Urban Environmental Park
The Urban Environmental Park on campus was dedicated in November of 2009. The park, including a 1.5 acre lake, has been added to the natural setting of Birmingham-Southern's wooded campus and includes an amphitheatre, walkways, a fountain, and rain gardens for storm water management. It is located on the west end of campus between the residence hall quad and the intramural fields (on the site that formerly housed old fraternity row),
The Urban Environmental Park’s key sustainable elements include:
- Systems to clean storm water before it leaves the campus by passing the water from the parking area into a series of rain gardens, to the lake spillway and then to an existing low area that acts as a vernal pond.
- The vernal pond was preserved and enhanced by the addition of water loving plants, all in an effort to naturally recharge storm water runoff.
- The lake fringe is designed to encourage desirable wildlife by using native and naturalized plant materials.

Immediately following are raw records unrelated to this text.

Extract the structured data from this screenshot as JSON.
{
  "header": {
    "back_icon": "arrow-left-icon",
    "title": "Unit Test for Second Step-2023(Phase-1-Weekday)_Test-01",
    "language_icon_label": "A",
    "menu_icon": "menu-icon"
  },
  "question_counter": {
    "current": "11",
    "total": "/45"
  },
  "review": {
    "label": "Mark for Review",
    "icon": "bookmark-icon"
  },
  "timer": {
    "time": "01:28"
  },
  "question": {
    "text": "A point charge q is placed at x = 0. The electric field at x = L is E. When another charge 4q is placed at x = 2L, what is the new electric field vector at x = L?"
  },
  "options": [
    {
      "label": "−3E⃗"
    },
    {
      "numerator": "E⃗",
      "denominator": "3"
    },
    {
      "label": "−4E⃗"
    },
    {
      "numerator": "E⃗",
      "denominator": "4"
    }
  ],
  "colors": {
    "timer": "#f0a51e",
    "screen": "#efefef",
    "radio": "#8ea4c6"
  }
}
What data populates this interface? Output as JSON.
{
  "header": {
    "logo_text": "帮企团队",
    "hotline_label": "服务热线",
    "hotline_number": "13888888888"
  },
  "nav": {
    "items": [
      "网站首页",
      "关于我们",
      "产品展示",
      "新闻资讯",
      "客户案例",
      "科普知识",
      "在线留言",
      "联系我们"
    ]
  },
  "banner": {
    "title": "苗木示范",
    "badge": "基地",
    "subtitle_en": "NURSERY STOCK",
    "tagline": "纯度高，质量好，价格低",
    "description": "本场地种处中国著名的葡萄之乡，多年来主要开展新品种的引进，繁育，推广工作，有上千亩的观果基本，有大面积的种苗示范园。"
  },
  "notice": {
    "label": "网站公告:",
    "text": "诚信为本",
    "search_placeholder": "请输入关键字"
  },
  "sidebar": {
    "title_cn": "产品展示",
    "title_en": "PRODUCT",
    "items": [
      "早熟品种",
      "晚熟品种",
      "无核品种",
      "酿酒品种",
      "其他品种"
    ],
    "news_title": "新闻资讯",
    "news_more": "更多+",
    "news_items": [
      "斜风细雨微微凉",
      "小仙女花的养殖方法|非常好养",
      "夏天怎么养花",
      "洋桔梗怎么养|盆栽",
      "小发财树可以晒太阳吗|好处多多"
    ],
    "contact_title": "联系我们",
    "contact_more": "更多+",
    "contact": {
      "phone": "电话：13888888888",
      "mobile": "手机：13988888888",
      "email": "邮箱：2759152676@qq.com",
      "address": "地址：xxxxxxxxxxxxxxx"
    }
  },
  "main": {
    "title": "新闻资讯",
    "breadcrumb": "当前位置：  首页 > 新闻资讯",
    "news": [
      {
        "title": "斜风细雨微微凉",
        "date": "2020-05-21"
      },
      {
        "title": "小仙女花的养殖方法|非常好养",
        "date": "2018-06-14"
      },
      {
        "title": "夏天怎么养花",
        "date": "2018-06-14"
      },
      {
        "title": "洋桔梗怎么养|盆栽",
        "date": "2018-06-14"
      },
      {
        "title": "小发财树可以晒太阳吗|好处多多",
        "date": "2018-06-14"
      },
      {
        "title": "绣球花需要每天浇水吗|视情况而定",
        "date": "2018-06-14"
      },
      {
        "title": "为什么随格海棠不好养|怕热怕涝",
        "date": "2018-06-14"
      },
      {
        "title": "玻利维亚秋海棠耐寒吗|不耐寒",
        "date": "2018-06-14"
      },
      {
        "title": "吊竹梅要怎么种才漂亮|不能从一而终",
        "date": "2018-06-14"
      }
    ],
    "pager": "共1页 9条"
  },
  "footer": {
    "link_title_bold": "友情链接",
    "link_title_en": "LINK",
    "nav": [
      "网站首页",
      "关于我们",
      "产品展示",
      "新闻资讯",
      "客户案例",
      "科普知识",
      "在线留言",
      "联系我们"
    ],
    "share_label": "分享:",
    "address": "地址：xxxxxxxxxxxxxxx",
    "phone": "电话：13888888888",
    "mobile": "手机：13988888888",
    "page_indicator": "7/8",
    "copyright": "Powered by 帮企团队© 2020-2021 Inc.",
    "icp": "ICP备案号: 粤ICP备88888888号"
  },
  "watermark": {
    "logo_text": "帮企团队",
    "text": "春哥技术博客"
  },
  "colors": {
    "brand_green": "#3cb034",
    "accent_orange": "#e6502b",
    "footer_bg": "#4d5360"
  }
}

- The storm water from the developed upstream watershed is directed through a series of purification measures that filter impurities from the nearby parking lots and rooftops. These measures include rain gardens to filter impurities, an aerated upper pond and then a final transition to a riparian corridor and wetlands before the storm water leaves the site.
- Native plants or adaptive native plants in the landscape.
- Stone materials native to the region from northern Alabama and Tennessee.
- Lighting selected to meet dark skies criteria thereby not adding to light pollution. All lighting is pedestrian in scale and directed downward to reduce any light pollution. Lights are placed in trees wherever possible (directed downward) to enhance the effect and reduce the number of poles seen throughout the park.
The park was awarded a Conservation Development Award from the Cahaba River Society in recognition for its low impact design (LID) features. Highlights of the park noted for the award included capturing runoff water in three rain gardens where some of it is filtered and reused to fill the park pond, saving an existing natural wetland as a third storm water infiltration site to handle pond overflow, using native plants to further filter water in the pond, and guarding of trees and minimizing tree removal on the site to protect the existing campus forest. The park was also selected as one of 150 pilot project locations for the Sustainable Sites Initiative™ (SITES™), which is an interdisciplinary effort by the American Society of Landscape Architects, the Lady Bird Johnson Wildflower Center at The University of Texas at Austin and the United States Botanic Garden to create voluntary national guidelines and performance benchmarks for sustainable land design, construction and maintenance practices.
Return to the Sustainability Tour.